> _Task description_: Could you reproduce all the entries under this sentence exactly, leaving the images aside?
── Provided records ──
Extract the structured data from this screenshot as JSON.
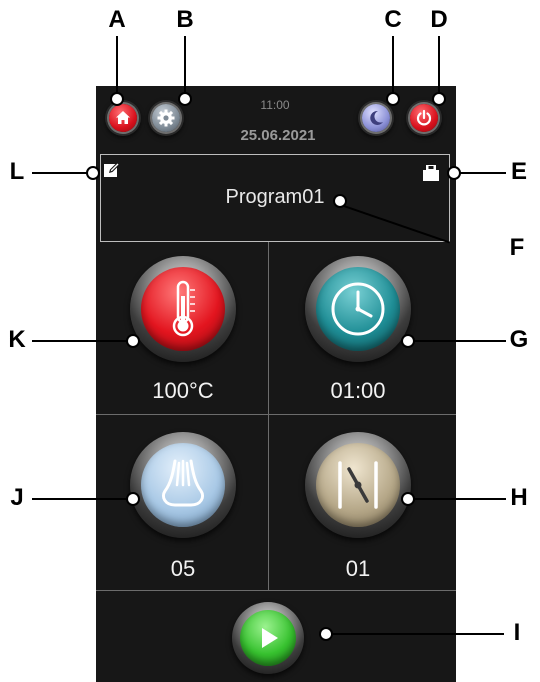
{
  "header": {
    "time": "11:00",
    "date": "25.06.2021"
  },
  "program": {
    "name": "Program01"
  },
  "tiles": {
    "temperature": "100°C",
    "time": "01:00",
    "steam": "05",
    "damper": "01"
  },
  "callouts": {
    "a": "A",
    "b": "B",
    "c": "C",
    "d": "D",
    "e": "E",
    "f": "F",
    "g": "G",
    "h": "H",
    "i": "I",
    "j": "J",
    "k": "K",
    "l": "L"
  },
  "icons": {
    "home": "home-icon",
    "settings": "gear-icon",
    "night": "moon-icon",
    "power": "power-icon",
    "edit": "edit-icon",
    "save": "save-icon",
    "temperature": "thermometer-icon",
    "clock": "clock-icon",
    "steam": "steam-icon",
    "damper": "damper-icon",
    "start": "play-icon"
  },
  "colors": {
    "screen": "#171717",
    "home": "#e0192b",
    "settings": "#8e9aa6",
    "night": "#8a8fd0",
    "power": "#e0192b",
    "temperature": "#e3151f",
    "clock": "#1f8e96",
    "steam": "#a9c9e6",
    "damper": "#b7a98a",
    "start": "#37c22f"
  }
}
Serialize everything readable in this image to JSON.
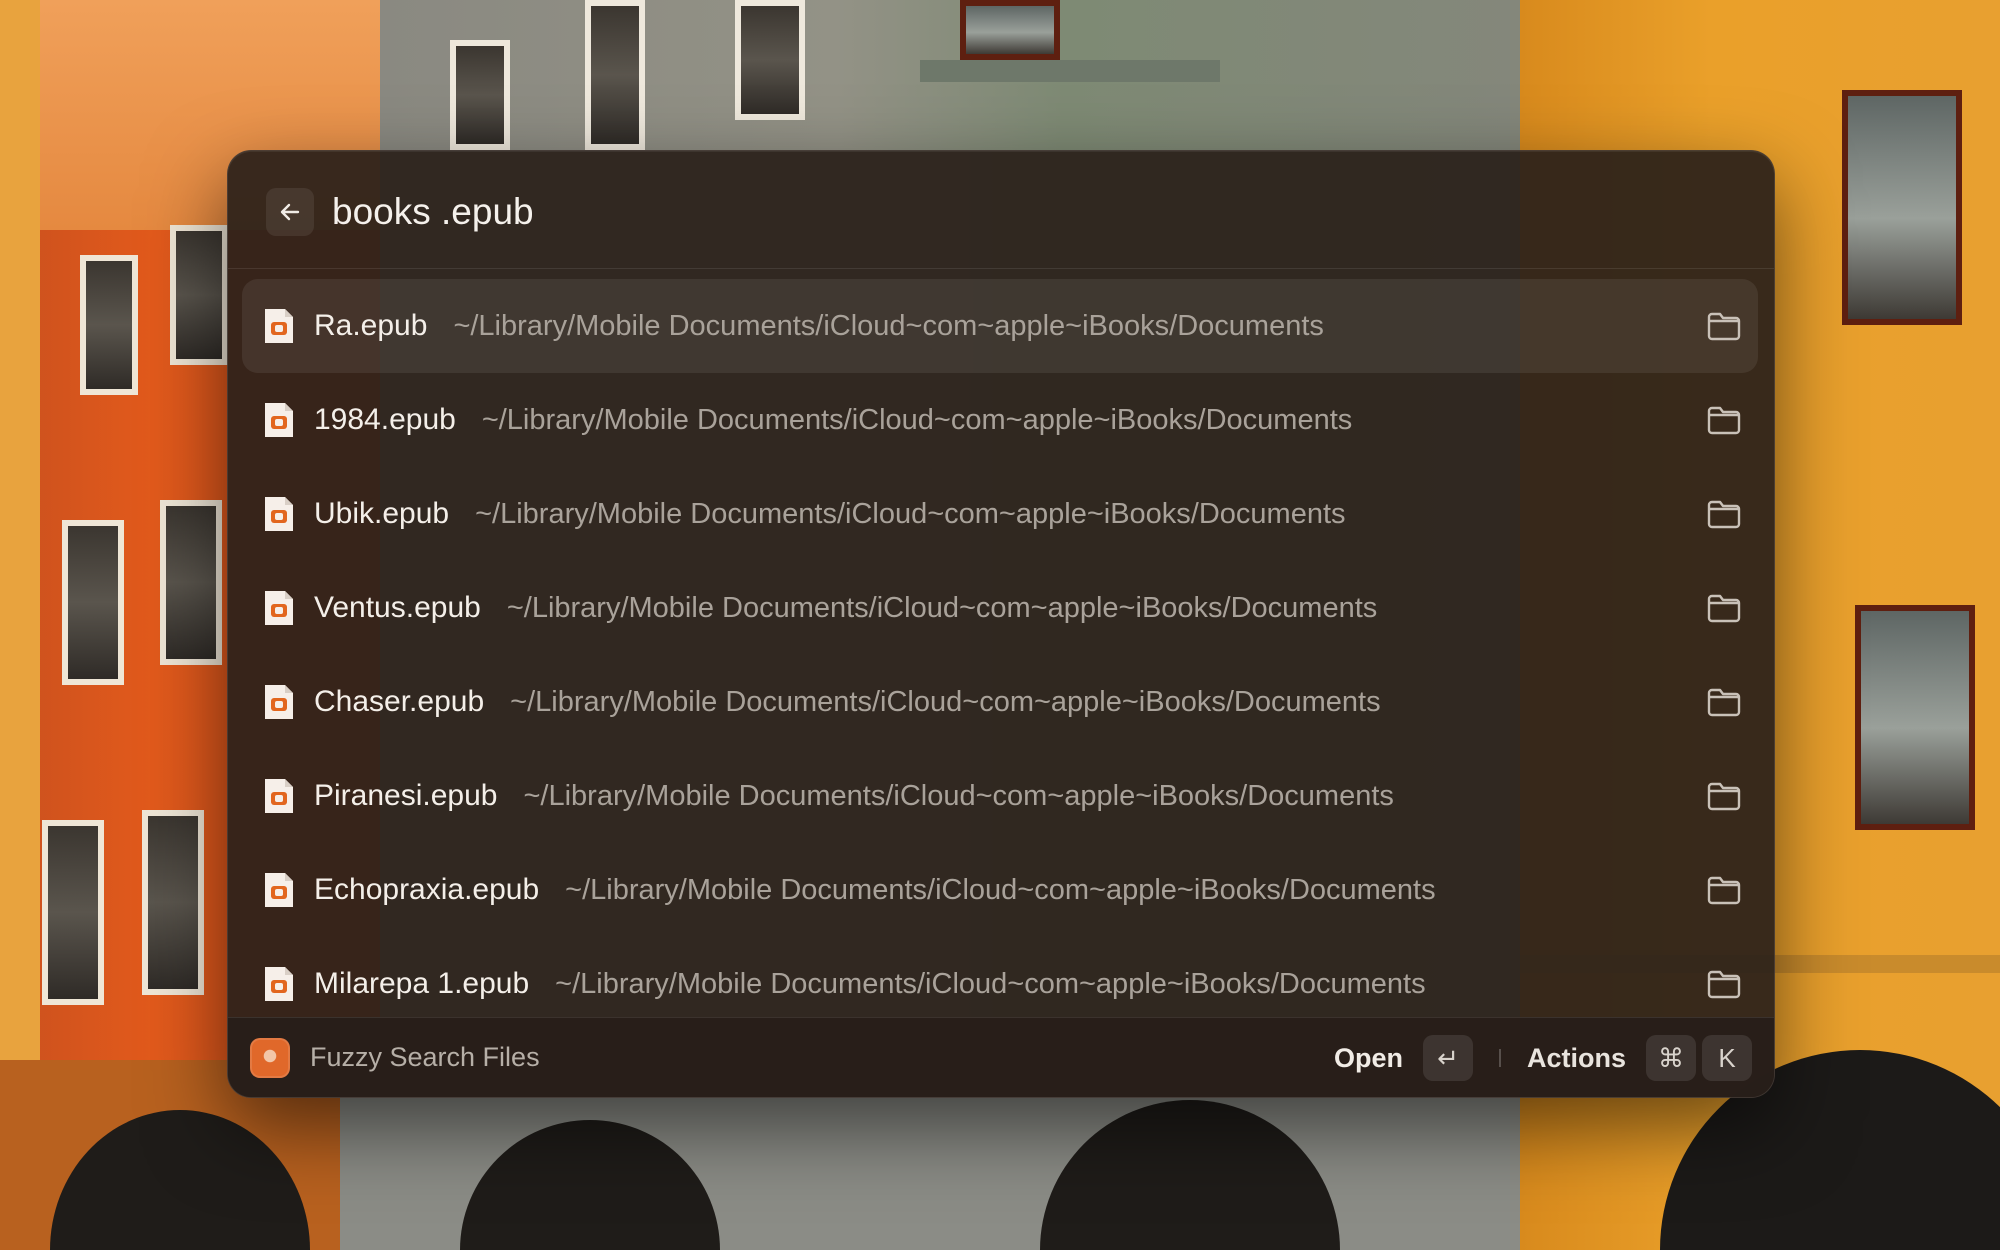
{
  "search": {
    "query": "books .epub",
    "back_icon": "arrow-left-icon"
  },
  "results": [
    {
      "name": "Ra.epub",
      "path": "~/Library/Mobile Documents/iCloud~com~apple~iBooks/Documents",
      "selected": true
    },
    {
      "name": "1984.epub",
      "path": "~/Library/Mobile Documents/iCloud~com~apple~iBooks/Documents",
      "selected": false
    },
    {
      "name": "Ubik.epub",
      "path": "~/Library/Mobile Documents/iCloud~com~apple~iBooks/Documents",
      "selected": false
    },
    {
      "name": "Ventus.epub",
      "path": "~/Library/Mobile Documents/iCloud~com~apple~iBooks/Documents",
      "selected": false
    },
    {
      "name": "Chaser.epub",
      "path": "~/Library/Mobile Documents/iCloud~com~apple~iBooks/Documents",
      "selected": false
    },
    {
      "name": "Piranesi.epub",
      "path": "~/Library/Mobile Documents/iCloud~com~apple~iBooks/Documents",
      "selected": false
    },
    {
      "name": "Echopraxia.epub",
      "path": "~/Library/Mobile Documents/iCloud~com~apple~iBooks/Documents",
      "selected": false
    },
    {
      "name": "Milarepa 1.epub",
      "path": "~/Library/Mobile Documents/iCloud~com~apple~iBooks/Documents",
      "selected": false
    }
  ],
  "footer": {
    "command_title": "Fuzzy Search Files",
    "primary_action": "Open",
    "primary_shortcut": "↵",
    "actions_label": "Actions",
    "actions_shortcut_mod": "⌘",
    "actions_shortcut_key": "K"
  },
  "colors": {
    "accent": "#e0682a",
    "panel_bg": "#2a201a",
    "text_primary": "#f4efe9",
    "text_secondary": "#a9a29a"
  }
}
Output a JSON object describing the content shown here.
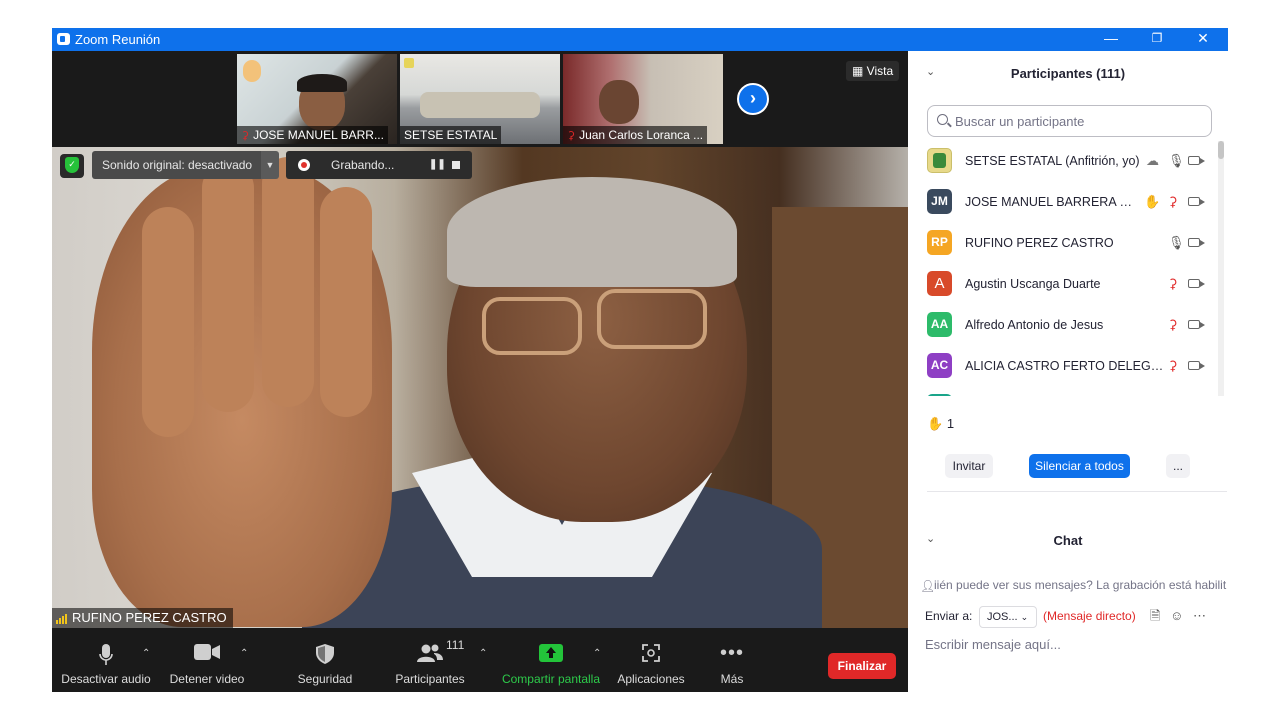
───
> _Result_:
Extract the structured data from this screenshot as JSON.
{
  "header": {
    "time": "11:00",
    "date": "25.06.2021"
  },
  "program": {
    "name": "Program01"
  },
  "tiles": {
    "temperature": "100°C",
    "time": "01:00",
    "steam": "05",
    "damper": "01"
  },
  "callouts": {
    "a": "A",
    "b": "B",
    "c": "C",
    "d": "D",
    "e": "E",
    "f": "F",
    "g": "G",
    "h": "H",
    "i": "I",
    "j": "J",
    "k": "K",
    "l": "L"
  },
  "icons": {
    "home": "home-icon",
    "settings": "gear-icon",
    "night": "moon-icon",
    "power": "power-icon",
    "edit": "edit-icon",
    "save": "save-icon",
    "temperature": "thermometer-icon",
    "clock": "clock-icon",
    "steam": "steam-icon",
    "damper": "damper-icon",
    "start": "play-icon"
  },
  "colors": {
    "screen": "#171717",
    "home": "#e0192b",
    "settings": "#8e9aa6",
    "night": "#8a8fd0",
    "power": "#e0192b",
    "temperature": "#e3151f",
    "clock": "#1f8e96",
    "steam": "#a9c9e6",
    "damper": "#b7a98a",
    "start": "#37c22f"
  }
}
Serialize everything readable in this image to JSON.
{
  "search": {
    "query": "books .epub",
    "back_icon": "arrow-left-icon"
  },
  "results": [
    {
      "name": "Ra.epub",
      "path": "~/Library/Mobile Documents/iCloud~com~apple~iBooks/Documents",
      "selected": true
    },
    {
      "name": "1984.epub",
      "path": "~/Library/Mobile Documents/iCloud~com~apple~iBooks/Documents",
      "selected": false
    },
    {
      "name": "Ubik.epub",
      "path": "~/Library/Mobile Documents/iCloud~com~apple~iBooks/Documents",
      "selected": false
    },
    {
      "name": "Ventus.epub",
      "path": "~/Library/Mobile Documents/iCloud~com~apple~iBooks/Documents",
      "selected": false
    },
    {
      "name": "Chaser.epub",
      "path": "~/Library/Mobile Documents/iCloud~com~apple~iBooks/Documents",
      "selected": false
    },
    {
      "name": "Piranesi.epub",
      "path": "~/Library/Mobile Documents/iCloud~com~apple~iBooks/Documents",
      "selected": false
    },
    {
      "name": "Echopraxia.epub",
      "path": "~/Library/Mobile Documents/iCloud~com~apple~iBooks/Documents",
      "selected": false
    },
    {
      "name": "Milarepa 1.epub",
      "path": "~/Library/Mobile Documents/iCloud~com~apple~iBooks/Documents",
      "selected": false
    }
  ],
  "footer": {
    "command_title": "Fuzzy Search Files",
    "primary_action": "Open",
    "primary_shortcut": "↵",
    "actions_label": "Actions",
    "actions_shortcut_mod": "⌘",
    "actions_shortcut_key": "K"
  },
  "colors": {
    "accent": "#e0682a",
    "panel_bg": "#2a201a",
    "text_primary": "#f4efe9",
    "text_secondary": "#a9a29a"
  }
}
Output a JSON object describing the content shown here.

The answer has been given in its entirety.